The decision to take on the new practice came after an uncomfortable moment this past Easter. As we sat down at the table, my sister pointed out that I should be leading the dinner prayer since I was the resident seminarian. Panic struck. How did I not see this coming? Why didn’t I prepare something beforehand? I quickly brushed it off with a nervous “isn’t that Dad’s role? I mean, let’s not break tradition here.” My dad, accustomed to praying at family gatherings, brought us into a beautiful prayer and said all the things I jealously wanted to say but did not have the confidence to do.
Confidence. That was exactly what I needed. Oh and practice! Yes, practice. Practice makes perfect, right? So I made the decision that starting in April, I was going to try and pray out loud every day.
Day one can be summed up in one word: struggle. I was not in a good place emotionally after a tough week of balancing school and personal life. Why today? Maybe it would be easier to pray for others instead of myself. So I reluctantly started my prayer, “Good and gracious God…” and began praying for everything else I could think of. But eventually, I realized how much I needed the prayerful help myself. I started putting into words, for myself to hear, the struggles I had been experiencing. I immediately began to cry. My voice shook and I thought “this is the worst prayer ever!” I quickly wrapped it up, wiped off the tears and tried to go about my day.
I have a small handwritten note in the back of my study bible about praying. It actually says: “Feel like you suck at praying? See Romans 8:26-27.” So there I turned for some solace and was reminded of this gem:
“Likewise the Spirit helps us in our weakness; for we do not know how to pray as we ought, but that very Spirit intercedes with sighs too deep for words. And God, who searches the heart, knows what is it the mind of the Spirit, because the Spirit intercedes for the saints according to the will of God.”
And there it was – my release. I realized God isn’t looking for the perfect prayer. While I reflected on the ugliness of the prayer, I recognized that it had a quality my prayers rarely did: it was raw. It was genuine. It was, well, me. And that in itself is a beautiful thing.
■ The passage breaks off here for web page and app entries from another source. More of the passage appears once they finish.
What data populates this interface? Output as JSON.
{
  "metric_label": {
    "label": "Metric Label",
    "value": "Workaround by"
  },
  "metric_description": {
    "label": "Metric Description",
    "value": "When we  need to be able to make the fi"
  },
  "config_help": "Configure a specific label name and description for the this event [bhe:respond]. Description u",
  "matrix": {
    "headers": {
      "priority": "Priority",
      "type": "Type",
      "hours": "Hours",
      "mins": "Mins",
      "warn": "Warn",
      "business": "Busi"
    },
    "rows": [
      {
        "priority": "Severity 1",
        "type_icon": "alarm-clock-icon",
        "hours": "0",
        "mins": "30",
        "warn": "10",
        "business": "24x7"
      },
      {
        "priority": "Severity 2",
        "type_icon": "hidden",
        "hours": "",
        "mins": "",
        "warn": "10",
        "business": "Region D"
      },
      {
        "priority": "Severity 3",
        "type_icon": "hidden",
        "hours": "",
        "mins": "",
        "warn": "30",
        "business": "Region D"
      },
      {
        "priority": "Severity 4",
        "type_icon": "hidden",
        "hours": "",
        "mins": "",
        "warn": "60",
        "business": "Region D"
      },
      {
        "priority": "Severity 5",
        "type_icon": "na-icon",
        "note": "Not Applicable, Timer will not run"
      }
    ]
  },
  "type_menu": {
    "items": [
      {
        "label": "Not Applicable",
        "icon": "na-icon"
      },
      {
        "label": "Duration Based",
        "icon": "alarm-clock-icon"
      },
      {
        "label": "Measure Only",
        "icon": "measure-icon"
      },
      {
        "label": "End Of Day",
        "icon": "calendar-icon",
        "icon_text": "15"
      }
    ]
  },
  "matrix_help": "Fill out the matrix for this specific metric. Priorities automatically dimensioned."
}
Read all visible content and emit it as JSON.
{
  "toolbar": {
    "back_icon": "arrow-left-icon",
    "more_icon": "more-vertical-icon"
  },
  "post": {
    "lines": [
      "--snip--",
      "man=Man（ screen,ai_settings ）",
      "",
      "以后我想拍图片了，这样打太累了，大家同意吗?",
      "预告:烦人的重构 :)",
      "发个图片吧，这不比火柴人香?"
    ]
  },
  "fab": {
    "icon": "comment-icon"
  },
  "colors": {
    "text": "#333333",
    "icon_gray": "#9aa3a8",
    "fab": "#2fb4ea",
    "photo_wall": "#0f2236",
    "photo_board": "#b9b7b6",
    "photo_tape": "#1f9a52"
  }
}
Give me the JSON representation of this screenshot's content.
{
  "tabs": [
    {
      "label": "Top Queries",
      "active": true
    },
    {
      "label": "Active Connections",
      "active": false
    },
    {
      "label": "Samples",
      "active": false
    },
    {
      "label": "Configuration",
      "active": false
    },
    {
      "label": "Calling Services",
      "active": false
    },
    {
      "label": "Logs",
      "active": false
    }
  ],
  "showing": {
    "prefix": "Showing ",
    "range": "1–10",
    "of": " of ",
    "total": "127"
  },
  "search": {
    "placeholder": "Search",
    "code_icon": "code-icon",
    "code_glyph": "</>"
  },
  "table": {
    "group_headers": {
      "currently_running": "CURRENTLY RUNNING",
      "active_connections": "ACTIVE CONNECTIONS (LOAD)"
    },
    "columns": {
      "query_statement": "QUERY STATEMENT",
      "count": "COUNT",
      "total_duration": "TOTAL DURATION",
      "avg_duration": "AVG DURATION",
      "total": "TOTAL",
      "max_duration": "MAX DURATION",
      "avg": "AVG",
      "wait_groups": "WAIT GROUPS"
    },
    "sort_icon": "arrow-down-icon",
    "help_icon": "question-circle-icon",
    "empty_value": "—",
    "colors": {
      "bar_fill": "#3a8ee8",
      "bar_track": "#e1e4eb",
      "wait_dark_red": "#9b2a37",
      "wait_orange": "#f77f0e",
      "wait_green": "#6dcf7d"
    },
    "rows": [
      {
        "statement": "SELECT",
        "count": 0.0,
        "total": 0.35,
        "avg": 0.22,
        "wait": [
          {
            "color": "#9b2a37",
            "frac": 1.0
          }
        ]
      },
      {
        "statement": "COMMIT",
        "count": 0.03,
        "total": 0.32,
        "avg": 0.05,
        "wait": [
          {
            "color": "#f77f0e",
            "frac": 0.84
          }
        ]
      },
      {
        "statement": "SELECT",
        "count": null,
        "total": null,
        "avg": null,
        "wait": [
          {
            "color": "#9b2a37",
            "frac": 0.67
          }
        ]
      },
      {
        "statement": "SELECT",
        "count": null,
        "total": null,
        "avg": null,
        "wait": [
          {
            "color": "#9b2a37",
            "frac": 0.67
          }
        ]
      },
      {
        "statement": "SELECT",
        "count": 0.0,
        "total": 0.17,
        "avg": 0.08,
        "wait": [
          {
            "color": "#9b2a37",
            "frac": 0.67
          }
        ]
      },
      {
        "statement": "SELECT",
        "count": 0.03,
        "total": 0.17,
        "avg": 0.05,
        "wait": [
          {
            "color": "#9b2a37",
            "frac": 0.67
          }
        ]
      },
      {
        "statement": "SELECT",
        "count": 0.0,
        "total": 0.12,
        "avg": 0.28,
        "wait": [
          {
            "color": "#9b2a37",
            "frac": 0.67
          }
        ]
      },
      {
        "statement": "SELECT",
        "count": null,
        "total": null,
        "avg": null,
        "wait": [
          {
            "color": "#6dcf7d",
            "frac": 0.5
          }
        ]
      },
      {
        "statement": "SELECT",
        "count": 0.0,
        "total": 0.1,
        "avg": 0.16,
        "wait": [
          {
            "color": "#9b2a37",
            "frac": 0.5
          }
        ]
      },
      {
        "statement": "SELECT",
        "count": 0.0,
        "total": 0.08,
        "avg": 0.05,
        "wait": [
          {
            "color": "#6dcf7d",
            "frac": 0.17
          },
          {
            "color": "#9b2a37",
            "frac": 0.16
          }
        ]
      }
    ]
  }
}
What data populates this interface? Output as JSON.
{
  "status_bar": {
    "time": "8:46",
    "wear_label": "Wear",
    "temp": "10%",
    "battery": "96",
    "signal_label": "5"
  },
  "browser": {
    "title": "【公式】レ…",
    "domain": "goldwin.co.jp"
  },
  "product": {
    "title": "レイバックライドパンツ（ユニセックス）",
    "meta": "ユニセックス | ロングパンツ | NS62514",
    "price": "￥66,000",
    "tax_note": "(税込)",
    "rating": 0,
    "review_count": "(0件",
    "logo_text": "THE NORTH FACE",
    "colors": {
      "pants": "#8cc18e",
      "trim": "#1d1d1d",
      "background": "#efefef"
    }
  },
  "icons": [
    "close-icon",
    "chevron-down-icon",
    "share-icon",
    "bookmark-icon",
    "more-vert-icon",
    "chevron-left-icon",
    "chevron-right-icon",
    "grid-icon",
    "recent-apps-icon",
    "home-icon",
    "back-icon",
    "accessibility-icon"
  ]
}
No longer did I have to worry about the ability of my prayers to succinctly say exactly what I needed. God is searching our hearts, with the Spirit that intercedes when we have no words. This was my license to pray as I could. And it was freeing.
Now that I am three weeks in, it is interesting to see how my prayers have changed. My first prayer not only brought me to tears, but it was also one of the most formal things I had attempted to say out loud. My prayers have now turned a little more casual. “Good Morning, God” is a new opening. It reminds me that God accepts me for who I am and where I am at in life. And if the words don’t come, that’s okay too. Because God knows my heart and that is all that really matters.